[Task instructions] Search the entries below for "appId" and copy each matching line.

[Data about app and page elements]
--------------------------------

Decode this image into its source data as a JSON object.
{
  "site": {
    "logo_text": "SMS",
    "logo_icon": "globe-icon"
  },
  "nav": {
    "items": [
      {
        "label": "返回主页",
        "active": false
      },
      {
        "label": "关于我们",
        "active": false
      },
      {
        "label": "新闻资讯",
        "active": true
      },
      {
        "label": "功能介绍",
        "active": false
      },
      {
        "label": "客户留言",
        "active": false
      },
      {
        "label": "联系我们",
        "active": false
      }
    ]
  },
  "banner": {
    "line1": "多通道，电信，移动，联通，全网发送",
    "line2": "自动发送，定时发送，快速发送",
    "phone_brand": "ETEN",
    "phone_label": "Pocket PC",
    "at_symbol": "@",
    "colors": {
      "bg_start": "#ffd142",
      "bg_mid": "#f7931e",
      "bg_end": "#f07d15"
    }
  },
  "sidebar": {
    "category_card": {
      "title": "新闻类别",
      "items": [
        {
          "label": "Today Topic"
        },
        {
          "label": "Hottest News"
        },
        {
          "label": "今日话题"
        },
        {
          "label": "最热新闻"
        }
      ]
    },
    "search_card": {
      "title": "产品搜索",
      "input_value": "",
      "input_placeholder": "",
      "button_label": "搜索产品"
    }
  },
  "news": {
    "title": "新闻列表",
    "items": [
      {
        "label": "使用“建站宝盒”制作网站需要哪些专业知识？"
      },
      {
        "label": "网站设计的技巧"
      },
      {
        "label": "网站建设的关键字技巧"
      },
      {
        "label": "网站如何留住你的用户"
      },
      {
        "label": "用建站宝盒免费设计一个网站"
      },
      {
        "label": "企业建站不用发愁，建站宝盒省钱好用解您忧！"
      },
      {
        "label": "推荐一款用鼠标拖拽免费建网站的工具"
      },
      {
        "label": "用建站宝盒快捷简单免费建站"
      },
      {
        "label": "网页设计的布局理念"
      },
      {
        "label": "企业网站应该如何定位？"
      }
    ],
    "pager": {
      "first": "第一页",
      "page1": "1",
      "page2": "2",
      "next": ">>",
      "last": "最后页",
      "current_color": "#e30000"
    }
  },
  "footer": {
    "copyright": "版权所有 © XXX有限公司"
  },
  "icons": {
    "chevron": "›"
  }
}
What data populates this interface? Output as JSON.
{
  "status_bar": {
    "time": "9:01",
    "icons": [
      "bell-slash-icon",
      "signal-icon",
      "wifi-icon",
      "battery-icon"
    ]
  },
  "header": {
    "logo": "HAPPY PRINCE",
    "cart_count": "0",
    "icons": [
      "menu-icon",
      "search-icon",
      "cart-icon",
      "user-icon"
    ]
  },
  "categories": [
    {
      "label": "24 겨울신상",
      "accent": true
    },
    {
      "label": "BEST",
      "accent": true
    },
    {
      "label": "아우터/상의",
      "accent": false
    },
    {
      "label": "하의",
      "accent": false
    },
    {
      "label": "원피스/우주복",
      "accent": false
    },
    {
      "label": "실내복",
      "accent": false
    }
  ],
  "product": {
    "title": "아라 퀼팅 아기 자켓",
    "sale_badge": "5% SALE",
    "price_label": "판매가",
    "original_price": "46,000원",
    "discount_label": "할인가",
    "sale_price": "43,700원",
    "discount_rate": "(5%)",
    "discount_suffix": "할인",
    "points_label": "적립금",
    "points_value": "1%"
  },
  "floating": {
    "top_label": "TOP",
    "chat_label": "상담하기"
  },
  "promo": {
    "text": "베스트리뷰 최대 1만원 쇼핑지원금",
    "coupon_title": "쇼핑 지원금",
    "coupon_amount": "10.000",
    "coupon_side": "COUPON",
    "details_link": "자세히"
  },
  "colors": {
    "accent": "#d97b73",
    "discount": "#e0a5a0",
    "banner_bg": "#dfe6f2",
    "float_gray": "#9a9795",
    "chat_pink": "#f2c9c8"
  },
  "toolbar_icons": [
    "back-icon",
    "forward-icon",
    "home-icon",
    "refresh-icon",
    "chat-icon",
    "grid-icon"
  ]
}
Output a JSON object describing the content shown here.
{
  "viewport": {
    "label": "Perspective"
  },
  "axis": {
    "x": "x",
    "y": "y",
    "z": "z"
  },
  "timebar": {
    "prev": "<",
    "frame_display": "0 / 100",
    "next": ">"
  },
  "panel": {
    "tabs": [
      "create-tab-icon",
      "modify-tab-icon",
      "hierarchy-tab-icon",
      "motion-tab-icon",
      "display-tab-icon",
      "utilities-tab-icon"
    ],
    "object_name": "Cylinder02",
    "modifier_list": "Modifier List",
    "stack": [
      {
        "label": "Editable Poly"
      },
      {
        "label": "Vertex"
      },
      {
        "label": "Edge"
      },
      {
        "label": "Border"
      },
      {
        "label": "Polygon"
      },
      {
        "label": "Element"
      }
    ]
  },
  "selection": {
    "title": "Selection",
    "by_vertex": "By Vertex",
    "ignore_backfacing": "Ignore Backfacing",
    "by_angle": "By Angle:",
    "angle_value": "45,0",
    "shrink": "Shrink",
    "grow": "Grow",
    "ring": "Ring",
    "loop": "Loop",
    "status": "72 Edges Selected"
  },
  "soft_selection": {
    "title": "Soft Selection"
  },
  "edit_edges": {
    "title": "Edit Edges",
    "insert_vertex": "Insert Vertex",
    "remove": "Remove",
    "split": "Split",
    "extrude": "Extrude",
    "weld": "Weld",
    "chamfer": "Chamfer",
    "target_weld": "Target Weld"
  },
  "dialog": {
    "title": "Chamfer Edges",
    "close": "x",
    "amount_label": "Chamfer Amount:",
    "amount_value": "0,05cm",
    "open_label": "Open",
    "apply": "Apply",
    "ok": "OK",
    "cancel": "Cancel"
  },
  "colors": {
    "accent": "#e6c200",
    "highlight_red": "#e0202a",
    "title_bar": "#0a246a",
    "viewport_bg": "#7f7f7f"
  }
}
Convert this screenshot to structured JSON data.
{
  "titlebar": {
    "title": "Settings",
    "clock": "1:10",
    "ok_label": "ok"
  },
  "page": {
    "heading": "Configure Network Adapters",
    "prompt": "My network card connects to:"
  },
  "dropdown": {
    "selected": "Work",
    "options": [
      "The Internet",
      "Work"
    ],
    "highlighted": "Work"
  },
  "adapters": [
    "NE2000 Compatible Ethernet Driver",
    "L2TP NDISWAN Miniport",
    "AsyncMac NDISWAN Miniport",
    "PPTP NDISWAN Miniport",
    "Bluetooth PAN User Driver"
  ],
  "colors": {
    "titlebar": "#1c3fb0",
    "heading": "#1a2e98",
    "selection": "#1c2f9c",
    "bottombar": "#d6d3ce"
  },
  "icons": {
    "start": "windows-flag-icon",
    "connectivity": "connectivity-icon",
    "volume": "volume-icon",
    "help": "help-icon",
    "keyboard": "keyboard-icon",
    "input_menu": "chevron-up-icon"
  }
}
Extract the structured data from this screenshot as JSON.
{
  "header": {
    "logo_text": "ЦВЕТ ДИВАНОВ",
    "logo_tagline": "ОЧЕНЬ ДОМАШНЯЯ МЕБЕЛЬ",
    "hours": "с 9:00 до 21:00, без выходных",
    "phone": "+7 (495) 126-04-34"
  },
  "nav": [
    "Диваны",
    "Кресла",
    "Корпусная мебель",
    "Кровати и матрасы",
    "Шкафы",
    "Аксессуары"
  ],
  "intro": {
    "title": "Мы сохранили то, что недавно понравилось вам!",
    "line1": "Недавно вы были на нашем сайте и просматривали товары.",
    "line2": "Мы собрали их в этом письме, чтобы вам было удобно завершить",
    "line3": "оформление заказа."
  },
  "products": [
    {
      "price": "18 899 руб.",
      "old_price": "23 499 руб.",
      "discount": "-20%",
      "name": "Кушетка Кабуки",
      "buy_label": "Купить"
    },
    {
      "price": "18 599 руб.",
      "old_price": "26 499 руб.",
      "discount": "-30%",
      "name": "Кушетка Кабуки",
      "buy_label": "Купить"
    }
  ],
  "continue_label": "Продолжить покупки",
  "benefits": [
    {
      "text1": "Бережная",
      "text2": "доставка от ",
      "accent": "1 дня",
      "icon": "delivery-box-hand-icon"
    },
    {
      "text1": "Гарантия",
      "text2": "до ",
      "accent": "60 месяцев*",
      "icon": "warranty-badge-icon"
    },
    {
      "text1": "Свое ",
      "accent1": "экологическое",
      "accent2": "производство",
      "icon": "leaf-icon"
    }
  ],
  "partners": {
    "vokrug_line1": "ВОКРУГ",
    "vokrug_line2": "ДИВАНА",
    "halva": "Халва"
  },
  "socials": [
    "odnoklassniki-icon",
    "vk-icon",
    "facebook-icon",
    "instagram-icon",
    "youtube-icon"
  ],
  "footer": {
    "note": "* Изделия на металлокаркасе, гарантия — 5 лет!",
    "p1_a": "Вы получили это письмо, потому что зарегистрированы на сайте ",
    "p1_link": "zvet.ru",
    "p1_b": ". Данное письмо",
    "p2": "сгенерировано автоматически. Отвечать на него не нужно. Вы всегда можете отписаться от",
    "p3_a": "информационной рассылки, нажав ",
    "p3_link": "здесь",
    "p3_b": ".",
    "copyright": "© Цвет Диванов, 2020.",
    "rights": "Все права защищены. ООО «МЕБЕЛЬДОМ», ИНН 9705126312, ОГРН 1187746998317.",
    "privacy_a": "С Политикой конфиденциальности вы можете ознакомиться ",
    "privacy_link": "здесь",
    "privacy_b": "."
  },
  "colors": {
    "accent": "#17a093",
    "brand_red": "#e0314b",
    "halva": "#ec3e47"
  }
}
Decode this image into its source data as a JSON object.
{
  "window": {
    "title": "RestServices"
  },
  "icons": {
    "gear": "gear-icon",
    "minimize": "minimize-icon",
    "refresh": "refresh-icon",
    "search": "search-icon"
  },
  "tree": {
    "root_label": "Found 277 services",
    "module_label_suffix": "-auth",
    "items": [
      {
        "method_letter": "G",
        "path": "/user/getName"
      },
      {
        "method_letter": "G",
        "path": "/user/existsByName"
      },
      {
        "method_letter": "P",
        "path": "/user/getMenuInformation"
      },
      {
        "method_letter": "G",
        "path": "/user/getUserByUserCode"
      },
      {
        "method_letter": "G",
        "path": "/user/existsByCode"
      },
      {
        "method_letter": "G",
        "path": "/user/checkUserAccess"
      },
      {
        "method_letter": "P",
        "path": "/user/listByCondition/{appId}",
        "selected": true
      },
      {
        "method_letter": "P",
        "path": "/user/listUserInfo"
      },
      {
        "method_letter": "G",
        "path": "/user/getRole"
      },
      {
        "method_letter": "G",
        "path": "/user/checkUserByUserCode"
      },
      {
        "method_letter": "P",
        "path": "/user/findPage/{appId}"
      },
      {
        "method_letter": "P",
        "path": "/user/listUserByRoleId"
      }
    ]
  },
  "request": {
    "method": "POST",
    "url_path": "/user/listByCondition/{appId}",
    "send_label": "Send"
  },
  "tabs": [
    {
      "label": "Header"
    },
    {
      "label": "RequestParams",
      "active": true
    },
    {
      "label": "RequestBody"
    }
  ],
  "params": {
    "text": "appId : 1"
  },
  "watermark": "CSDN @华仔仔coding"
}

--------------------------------

[Completed exercise]
        "path": "/user/listByCondition/{appId}",
        "path": "/user/findPage/{appId}"
    "url_path": "/user/listByCondition/{appId}",
    "text": "appId : 1"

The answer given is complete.